As a main outcome of the international symposium organized by L. King and R. Wang (Giessen), in Urumqi, China from August 27 to September 2, participants agreed to apply for an interdisciplinary research project entitled «Water Resources in the Aksu-Tarim River Catchment and the effects of Climate Change» intending to investigate the regional water cycle within the framework of interrelated modules addressing atmospheric, cryospheric and hydrospheric processes and their changes with time. The regional permafrost distribution and especially the role of active layer dynamics will be treated within the cryosphere module.
T. Raab from the group Landscape Ecology and Soil Science (University of Regensburg) started investigations in the valley of the Gállego River, one of the type regions for the reconstruction of Pleistocene glaciations in the Central Spanish Pyrenees. In June and September 2006 field work began on soil sections in the Sabiñánigo-Biescas basin to describe and characterise soil development since the retreat of the Gállego glacier from its LGM-moraines (supposedly 60 ka yrs old). Soil profiles excavated in sediments of different ages provided insight into the pedostratigraphy of landforms. Special attention was paid to the identification of new periods with periglacial dynamics since the LGM.
The Regensburg group carried out research on sites with relict and active periglacial activity in the Front Ranges of Colorado, U.S.A., in the summers of 2005 and 2006. In the framework of a DFG-funded project, M. Leopold, J. Völkel and T. Raab tried to locate permafrost patches at active solifluction lobes and to establish a subsurface model of the weathered zone above the bedrock at the long term ecological research site (LTER) at Niwot Ridge (~3600– 4000 m asl). Combining ground penetrating radar and shallow seismic refraction gave indications about ice lenses. This research continues to give detailed subsurface information of the study area. This project is in cooperation with the University of Colorado at Boulder and the Institute of Arctic and Alpine Research (INSTAAR) represented by N. Caine and P. Birkeland as well as by D. Dethier.
At the Department of Physical Geography (IPG), Freiburg University, S. Vogt continues to host the SCAR King George Island GIS (SCAR KGIS) project of the SCAR Permanent Committee on Antarctic Geographic Information.
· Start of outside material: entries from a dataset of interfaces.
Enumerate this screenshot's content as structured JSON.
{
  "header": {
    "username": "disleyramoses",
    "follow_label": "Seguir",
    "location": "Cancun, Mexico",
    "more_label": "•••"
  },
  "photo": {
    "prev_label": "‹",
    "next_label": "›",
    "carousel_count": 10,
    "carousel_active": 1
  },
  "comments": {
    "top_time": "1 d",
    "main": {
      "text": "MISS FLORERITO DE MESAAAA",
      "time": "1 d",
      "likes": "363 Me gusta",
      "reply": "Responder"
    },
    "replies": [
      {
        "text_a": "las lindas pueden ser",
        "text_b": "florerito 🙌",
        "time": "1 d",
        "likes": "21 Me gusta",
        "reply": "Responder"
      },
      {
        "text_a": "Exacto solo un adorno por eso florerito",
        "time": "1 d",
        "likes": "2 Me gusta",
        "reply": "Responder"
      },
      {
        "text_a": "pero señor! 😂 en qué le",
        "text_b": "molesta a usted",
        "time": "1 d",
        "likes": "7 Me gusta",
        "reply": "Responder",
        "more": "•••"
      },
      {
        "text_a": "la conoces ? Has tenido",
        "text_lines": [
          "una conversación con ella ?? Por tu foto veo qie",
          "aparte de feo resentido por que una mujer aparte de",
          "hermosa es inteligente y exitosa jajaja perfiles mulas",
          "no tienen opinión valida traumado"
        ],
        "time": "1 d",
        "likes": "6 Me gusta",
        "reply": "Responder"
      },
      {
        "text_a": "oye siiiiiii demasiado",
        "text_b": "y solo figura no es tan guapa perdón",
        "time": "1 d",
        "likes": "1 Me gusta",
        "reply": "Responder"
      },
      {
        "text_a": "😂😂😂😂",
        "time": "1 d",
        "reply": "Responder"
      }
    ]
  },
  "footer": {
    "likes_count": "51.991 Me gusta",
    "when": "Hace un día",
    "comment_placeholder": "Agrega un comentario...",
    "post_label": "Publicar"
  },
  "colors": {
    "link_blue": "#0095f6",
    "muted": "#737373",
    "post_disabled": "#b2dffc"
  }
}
This project provides a spatial database for King George Island (South Shetland Islands, Antarctica) with a focus on high-resolution data sets for the periglacial areas. Remote sensing is used to map the permafrost areas as a contribution to IPY/ANTPAS activities.
A. Reuther (Department of Earth Sciences, Dalhousie University, Halifax) dated glacial deposits from various mountain systems. Surface exposure ages from the type section of the Würm glaciation at the former Isar-Loisach glacier west of Munich showed that the glaciers reached their maximum extent at the time of the last glacial maximum. However, the measured age distribution showed that the moraines were exposed to moraine degradation due to the melting of dead ice or periglacial slope processes, exhuming erractics from the moraine matrix during the late glacial (18-15.4 ka). This study illustrated that surface exposure dating can also be used as a capable tool for deciphering times of periglacial surface activity and melting of dead ice.
Thomas Herz & Lorenz King (email@example.com)